The National Assembly approved a law on Friday that raises pensions and temporarily freezes rent increases, advancing the French government’s core reelection promise to increase consumer spending power despite skyrocketing inflation.
The bill next moves to the Senate, the upper house controlled by the conservative Les Republicains, in a preliminary test of President Emmanuel Macron’s capacity to strike concessions across party lines after losing his party’s overwhelming majority in recent elections.
“We’ve succeeded in reaching a majority on a case-by-case basis to provide French people with concrete solutions,” said Prime Minister Elisabeth Borne on Friday.
The draft law also includes a pay rise for public sector workers, food checks and a mechanism for companies to make higher tax-free bonus payments to employees. The expected budget cost is about 20 billion euros ($20.4 billion).
Separately, debates for a finance bill will start on Friday afternoon that might include fuel discounts that could cost the government billions.

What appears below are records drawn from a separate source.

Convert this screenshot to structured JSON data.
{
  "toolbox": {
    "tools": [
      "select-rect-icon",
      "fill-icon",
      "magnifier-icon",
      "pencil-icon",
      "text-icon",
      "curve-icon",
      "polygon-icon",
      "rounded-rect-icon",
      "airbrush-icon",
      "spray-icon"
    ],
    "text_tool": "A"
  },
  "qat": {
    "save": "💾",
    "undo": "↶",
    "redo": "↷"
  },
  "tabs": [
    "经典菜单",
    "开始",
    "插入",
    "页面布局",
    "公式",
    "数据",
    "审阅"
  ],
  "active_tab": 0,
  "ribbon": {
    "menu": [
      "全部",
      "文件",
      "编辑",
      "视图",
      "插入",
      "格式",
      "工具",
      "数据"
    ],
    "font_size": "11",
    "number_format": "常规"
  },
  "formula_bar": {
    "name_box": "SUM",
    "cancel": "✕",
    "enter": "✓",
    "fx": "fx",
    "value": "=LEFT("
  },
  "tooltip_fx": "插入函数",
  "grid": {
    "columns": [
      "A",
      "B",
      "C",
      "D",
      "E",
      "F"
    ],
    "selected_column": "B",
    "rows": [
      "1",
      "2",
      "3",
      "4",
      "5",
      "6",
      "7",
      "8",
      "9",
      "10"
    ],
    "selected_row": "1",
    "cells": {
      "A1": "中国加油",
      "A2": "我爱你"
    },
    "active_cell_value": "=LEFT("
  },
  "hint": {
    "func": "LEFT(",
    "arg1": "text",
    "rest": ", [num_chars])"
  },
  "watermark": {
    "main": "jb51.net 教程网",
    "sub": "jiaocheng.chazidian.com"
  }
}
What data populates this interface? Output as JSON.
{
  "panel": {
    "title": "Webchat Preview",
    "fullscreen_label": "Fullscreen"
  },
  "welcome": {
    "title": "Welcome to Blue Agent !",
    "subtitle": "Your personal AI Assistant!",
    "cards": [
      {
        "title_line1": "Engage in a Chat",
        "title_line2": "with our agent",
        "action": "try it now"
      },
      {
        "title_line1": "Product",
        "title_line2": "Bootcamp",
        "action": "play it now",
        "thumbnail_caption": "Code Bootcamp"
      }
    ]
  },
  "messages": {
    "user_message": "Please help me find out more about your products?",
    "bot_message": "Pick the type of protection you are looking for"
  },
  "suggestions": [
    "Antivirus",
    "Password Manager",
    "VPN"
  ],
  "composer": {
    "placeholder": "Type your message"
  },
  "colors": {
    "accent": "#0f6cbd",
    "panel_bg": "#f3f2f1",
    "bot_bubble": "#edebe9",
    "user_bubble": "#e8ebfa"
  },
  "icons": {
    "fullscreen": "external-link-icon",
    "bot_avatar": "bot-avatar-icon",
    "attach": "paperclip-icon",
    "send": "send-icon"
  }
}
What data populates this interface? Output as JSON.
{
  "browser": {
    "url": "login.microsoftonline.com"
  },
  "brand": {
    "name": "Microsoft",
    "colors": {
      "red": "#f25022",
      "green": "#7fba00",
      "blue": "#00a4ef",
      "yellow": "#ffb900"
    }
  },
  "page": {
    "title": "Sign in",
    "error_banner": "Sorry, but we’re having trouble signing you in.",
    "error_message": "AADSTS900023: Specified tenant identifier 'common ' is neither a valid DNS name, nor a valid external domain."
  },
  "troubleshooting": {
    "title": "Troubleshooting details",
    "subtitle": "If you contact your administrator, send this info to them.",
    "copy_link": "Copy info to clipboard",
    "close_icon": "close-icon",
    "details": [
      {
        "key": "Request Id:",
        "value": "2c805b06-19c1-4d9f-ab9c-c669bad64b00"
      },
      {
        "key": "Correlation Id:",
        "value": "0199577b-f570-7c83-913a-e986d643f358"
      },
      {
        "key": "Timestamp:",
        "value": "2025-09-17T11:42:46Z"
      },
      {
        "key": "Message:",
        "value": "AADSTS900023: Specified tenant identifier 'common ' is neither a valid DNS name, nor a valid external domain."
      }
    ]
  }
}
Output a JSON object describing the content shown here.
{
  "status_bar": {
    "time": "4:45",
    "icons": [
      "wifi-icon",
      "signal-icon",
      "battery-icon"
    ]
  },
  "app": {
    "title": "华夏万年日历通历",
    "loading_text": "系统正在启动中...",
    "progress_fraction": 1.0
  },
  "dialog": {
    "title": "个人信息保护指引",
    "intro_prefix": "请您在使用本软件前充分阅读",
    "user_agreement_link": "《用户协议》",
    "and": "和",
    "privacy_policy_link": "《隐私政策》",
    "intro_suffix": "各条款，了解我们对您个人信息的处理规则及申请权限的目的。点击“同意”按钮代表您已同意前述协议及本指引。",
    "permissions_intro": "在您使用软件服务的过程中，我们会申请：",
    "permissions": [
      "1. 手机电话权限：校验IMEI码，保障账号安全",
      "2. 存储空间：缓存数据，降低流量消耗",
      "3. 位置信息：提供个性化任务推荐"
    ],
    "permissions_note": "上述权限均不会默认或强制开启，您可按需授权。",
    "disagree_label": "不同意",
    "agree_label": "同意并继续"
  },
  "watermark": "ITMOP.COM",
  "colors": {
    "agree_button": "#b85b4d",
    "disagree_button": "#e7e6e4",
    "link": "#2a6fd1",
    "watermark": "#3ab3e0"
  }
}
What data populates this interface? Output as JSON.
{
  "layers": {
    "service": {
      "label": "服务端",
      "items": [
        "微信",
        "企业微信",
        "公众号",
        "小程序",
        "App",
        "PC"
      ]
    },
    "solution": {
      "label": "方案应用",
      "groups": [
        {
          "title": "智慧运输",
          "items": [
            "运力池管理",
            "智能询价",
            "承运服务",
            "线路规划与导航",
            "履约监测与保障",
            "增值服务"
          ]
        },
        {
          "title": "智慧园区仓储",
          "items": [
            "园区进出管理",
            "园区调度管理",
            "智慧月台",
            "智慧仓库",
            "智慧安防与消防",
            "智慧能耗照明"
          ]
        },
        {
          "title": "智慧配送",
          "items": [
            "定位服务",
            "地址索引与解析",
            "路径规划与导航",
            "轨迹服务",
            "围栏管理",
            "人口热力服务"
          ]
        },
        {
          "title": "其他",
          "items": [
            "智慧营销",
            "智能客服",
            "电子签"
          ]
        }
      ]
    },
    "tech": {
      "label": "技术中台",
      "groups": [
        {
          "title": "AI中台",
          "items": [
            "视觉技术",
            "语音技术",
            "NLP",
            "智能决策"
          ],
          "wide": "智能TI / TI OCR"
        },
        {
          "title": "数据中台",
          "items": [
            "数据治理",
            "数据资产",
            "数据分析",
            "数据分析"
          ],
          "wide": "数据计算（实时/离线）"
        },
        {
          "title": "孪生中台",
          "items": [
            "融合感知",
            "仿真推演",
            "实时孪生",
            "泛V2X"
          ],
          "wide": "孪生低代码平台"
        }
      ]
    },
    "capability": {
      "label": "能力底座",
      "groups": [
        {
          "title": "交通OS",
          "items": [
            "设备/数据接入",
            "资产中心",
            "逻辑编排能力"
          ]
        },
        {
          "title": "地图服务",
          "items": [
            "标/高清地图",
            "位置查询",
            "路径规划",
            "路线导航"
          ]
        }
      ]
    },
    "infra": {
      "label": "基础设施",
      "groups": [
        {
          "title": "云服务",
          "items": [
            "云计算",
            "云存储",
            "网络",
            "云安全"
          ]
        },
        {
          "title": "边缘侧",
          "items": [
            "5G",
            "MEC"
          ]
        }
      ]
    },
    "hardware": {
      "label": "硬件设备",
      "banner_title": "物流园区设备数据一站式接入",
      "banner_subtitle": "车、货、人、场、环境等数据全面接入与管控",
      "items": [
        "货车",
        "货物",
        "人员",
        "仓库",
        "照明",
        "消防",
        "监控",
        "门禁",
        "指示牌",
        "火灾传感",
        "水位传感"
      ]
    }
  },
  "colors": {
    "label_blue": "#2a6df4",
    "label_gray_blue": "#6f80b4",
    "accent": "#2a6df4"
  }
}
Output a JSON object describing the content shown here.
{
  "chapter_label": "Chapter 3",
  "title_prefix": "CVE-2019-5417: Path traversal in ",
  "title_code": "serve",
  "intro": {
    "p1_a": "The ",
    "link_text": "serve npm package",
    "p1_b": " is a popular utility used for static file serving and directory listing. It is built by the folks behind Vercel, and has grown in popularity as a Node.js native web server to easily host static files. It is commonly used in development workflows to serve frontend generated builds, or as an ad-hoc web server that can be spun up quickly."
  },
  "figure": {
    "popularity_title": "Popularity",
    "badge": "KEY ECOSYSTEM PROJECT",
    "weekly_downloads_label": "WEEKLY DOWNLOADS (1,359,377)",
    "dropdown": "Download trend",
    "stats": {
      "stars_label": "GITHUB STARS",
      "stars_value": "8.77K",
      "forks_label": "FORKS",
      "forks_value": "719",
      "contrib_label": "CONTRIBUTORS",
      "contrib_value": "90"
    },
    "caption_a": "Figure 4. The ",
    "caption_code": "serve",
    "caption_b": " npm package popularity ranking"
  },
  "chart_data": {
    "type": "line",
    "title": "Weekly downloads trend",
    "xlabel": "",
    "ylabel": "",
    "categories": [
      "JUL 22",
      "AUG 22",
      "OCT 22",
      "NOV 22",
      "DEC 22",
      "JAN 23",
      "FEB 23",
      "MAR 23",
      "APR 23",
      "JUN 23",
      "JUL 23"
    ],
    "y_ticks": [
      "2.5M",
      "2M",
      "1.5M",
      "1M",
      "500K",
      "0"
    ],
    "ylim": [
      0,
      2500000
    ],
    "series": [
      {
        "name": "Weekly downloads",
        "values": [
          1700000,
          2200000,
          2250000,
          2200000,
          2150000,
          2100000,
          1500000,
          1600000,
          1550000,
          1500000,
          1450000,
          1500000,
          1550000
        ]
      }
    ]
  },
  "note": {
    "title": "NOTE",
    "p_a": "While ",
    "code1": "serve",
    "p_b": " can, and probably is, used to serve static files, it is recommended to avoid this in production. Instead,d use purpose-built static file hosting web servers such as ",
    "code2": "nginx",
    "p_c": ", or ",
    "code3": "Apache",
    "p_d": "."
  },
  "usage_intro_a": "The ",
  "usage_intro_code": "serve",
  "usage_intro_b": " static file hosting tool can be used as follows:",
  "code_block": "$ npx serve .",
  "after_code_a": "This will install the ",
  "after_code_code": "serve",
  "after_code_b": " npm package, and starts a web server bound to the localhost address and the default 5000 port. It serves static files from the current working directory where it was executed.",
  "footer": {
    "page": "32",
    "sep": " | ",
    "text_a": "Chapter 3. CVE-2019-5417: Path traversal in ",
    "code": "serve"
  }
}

“If some people think that in order to relieve our compatriots, it is preferable to increase the discount from September onwards, which will be added to the discount that is given in total, I am open to this proposal,” Finance Minister Bruno Le Maire said on Friday.
Helping the French cope with a higher cost of living, mainly driven by soaring energy prices after Russia’s invasion of Ukraine, was one of Macron’s key promises after his first term saw street protests that drew fame as the yellow-vest movement.
Last month, France saw inflation of 6.5% on the year, in line with other euro zone countries.
The late-night vote followed heated debates in which politicians of the left-wing Nupes alliance, the largest opposition bloc, criticised the government for measures they said did not go far enough.
Securing 341 votes for the bill, with 116 against, the government was backed by Les Republicains and the far-right Rassemblement National, while Nupes lawmakers did not vote for it.